Activity
For the data below, please report each line where the word "JSON" is found.

Input data
-----

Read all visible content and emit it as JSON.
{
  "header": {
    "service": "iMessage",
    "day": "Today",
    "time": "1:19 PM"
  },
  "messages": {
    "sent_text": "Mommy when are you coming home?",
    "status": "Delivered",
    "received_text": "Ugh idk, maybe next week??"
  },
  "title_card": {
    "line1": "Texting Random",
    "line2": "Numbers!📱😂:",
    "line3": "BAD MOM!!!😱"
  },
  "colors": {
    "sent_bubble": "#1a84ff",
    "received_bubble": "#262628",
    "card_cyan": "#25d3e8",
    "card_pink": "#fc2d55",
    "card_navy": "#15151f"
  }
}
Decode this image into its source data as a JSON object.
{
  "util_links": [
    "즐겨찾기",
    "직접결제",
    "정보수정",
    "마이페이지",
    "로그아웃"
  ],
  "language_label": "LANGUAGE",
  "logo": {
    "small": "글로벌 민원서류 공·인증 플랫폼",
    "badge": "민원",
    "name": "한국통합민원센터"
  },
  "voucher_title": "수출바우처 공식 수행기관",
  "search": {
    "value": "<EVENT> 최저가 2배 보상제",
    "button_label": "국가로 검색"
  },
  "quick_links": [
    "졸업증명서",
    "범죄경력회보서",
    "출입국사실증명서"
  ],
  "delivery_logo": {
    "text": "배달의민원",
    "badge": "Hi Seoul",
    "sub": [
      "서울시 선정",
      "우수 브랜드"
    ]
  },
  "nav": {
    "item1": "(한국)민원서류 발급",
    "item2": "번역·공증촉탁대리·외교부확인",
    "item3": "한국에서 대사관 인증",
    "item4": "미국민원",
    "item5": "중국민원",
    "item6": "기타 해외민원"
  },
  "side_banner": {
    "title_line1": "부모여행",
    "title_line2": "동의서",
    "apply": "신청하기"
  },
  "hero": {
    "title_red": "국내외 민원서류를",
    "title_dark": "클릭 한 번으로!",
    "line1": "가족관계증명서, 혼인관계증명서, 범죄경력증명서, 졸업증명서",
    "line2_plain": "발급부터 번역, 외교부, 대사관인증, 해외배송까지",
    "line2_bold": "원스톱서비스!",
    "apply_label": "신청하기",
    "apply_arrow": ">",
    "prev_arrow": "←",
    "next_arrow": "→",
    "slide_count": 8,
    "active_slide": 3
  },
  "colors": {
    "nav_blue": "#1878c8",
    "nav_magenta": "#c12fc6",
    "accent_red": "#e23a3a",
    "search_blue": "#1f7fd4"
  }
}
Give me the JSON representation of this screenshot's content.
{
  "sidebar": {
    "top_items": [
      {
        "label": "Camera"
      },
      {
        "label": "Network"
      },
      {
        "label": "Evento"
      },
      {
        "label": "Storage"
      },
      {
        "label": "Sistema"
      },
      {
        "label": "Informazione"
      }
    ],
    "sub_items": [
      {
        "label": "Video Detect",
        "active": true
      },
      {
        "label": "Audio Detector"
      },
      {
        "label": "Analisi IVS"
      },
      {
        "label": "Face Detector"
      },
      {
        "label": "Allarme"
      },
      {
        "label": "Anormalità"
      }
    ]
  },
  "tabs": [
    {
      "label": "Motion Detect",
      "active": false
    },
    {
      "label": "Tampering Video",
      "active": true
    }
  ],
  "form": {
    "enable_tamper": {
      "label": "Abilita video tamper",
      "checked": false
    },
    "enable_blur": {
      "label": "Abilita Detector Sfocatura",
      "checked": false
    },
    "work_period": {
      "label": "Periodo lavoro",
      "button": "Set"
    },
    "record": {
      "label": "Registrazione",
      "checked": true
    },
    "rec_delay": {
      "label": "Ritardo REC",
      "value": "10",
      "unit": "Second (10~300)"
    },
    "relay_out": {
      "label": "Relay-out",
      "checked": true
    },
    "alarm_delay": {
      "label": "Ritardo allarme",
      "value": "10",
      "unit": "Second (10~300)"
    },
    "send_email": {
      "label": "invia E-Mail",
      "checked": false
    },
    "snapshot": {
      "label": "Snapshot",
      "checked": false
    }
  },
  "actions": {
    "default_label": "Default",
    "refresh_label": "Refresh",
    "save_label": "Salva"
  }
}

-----

Output for this exercise
Read all visible content and emit it as JSON.
Decode this image into its source data as a JSON object.
Give me the JSON representation of this screenshot's content.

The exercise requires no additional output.